Get this: women receive only 2% of venture capital funding despite owning 38% of businesses.
According to a 2020 survey by WeBC, a majority of female business owners don’t have sources of long-term funding, despite 70% of female business owners expressing the need to access funding to support their growth.
Are we surprised? Not really.
Many of the women I work with have difficulty reaching out for financial support. Despite data suggesting that funded businesses fare better, an increasing number of women rely solely on self-funding. That’s a lot of pressure!
Running a business requires calculated risk and long-term thinking, it can be difficult to do those things when you’re concerned about paying the bills. Receiving funding for your business reduces financial anxiety and frees up time and energy to focus on more important things, like growing your business.
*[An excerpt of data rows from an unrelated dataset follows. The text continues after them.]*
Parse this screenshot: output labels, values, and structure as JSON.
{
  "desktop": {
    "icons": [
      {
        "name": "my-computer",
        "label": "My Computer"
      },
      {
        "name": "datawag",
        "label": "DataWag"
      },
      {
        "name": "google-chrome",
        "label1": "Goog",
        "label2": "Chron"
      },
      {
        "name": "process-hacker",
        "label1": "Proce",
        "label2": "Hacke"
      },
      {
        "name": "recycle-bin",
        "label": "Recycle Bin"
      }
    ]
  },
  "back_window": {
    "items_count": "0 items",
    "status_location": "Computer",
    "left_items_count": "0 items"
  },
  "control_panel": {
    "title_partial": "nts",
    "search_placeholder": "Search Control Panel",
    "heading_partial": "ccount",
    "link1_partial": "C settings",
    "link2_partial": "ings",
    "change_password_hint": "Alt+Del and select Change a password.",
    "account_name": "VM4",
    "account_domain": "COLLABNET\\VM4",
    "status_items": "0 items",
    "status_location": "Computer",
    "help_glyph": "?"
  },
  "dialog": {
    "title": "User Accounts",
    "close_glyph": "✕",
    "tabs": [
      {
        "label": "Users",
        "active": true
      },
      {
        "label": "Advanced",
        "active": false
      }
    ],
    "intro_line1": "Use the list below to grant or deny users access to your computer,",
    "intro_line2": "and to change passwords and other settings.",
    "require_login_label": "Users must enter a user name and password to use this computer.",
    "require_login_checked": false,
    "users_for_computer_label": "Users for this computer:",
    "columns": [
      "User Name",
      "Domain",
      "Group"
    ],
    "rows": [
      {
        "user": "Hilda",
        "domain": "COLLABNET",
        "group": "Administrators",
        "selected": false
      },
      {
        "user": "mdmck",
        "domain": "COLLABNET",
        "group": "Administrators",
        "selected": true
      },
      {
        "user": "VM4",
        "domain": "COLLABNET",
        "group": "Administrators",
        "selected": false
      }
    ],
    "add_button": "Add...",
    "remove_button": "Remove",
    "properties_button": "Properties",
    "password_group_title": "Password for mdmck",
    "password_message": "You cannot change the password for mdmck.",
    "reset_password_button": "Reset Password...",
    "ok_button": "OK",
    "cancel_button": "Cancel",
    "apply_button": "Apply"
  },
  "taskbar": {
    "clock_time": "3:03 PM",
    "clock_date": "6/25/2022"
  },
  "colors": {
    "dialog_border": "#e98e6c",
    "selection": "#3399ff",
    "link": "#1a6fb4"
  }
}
I encourage all entrepreneurs to step into their pursuits fearlessly. But where does one start?
Change your relationship with debt
Women generally tend to be more risk-averse than their male counterparts. Although there are many pros to being more risk-averse—hello longer lifespan!—it's important to recognize the weaknesses of playing it safe, too. When it comes to building our businesses, this can sometimes manifest as us taking less risk and reaping less reward.
In day-to-day life, being cautious has enormous benefits! There’s more safety and less accidents. However, if you’re hoping to grow your business, receiving a business loan can be enormously helpful. Yes, it’s a risk. But it comes with great reward. It might allow you to hire assistance or fund an even better, more lucrative product than what you initially imagined.
The question shouldn’t be are you willing to take on debt? The question was always are you willing to invest in your business?
You do not need to execute perfectly to receive funding
I used to be worried about all of the things that could go wrong if I received funding and things didn’t go according to plan. What if I made a mistake? What if the business got too big and I couldn’t manage it properly? What if I did something so horribly wrong that no one ever wanted to work with me again? These are all normal concerns!
Eventually I realized if I wanted to see my business succeed in the long-term, I had to put my short-term worries aside. Yes, failure is always a possibility, but it should never prevent you from trying. In fact, I would argue that failure is an essential part of being an entrepreneur. If you’re not failing sometimes, you’re not doing it right!
Failure feels terrible, but the concern should never detract from your long-term vision, and it certainly shouldn’t get in the way of you applying for funding and opportunities. Everyone makes mistakes on their path to success.
Get the funding. Make the mistakes. We’ll be right there along with you.
Apply, apply, apply
You’ve probably heard the statistic that women will only apply for a job if they meet all of the job requirements, whereas men will apply if they meet only 60% of the requirements. Similarly, over the lifespan of a business, only a quarter of women will seek out funding for their businesses (read this blog to find out why) whereas 34% of men will seek out funding.
There are many reasons why this might be the case, but the solution is almost always the same: apply anyway. If for some reason you get funded but change your mind, you can always say no. So it doesn’t hurt to try.
If you have questions about building a funding strategy for your business, I can help you as an Executive Coach. I invite you to book a free coaching consultation with me today.